Source records below:

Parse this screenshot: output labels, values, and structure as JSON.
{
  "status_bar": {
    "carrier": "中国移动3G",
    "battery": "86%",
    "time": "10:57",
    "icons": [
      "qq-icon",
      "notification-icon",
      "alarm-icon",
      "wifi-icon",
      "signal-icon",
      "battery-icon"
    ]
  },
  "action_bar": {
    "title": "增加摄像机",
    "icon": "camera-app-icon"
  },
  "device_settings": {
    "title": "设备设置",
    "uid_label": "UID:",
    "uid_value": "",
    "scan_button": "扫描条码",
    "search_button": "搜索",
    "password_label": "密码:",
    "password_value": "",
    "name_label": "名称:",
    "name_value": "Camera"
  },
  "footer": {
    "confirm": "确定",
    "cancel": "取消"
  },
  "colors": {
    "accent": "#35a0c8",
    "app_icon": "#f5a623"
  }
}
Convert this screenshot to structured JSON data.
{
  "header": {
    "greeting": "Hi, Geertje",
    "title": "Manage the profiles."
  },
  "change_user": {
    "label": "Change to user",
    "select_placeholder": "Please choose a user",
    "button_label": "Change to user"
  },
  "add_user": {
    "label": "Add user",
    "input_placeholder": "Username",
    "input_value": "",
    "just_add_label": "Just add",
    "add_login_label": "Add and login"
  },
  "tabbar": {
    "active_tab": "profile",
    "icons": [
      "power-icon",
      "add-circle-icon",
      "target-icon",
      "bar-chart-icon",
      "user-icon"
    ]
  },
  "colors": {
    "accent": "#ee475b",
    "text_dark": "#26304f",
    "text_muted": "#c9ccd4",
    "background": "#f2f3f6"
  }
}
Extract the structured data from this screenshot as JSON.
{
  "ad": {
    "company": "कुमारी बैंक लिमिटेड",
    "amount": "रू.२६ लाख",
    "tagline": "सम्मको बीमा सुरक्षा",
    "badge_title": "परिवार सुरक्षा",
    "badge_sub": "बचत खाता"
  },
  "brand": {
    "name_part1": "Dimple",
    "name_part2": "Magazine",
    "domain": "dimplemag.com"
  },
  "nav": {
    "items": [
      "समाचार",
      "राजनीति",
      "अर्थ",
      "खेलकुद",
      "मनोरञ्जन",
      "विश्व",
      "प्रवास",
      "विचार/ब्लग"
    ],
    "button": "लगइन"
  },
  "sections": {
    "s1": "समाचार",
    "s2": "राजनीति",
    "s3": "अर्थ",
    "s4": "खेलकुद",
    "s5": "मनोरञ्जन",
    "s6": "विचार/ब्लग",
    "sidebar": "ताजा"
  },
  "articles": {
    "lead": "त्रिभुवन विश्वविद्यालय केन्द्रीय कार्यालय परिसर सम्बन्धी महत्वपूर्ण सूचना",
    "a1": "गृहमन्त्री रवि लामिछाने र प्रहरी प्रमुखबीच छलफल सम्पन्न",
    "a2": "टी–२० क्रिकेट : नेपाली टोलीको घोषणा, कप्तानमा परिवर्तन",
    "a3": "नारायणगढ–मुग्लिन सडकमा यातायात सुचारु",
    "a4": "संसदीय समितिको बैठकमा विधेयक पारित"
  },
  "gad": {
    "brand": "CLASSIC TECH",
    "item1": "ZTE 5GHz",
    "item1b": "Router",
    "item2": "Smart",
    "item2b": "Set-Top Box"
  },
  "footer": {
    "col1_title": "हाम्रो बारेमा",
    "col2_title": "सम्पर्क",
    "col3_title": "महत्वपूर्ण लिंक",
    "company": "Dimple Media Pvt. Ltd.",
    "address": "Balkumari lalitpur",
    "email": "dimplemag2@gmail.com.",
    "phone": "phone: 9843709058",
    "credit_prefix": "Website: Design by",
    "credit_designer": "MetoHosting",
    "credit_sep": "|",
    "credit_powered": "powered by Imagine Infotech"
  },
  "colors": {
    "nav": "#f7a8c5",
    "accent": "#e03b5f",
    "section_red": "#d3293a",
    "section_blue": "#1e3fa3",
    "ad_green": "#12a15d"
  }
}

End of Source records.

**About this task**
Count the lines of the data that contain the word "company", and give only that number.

**Problem solution**
2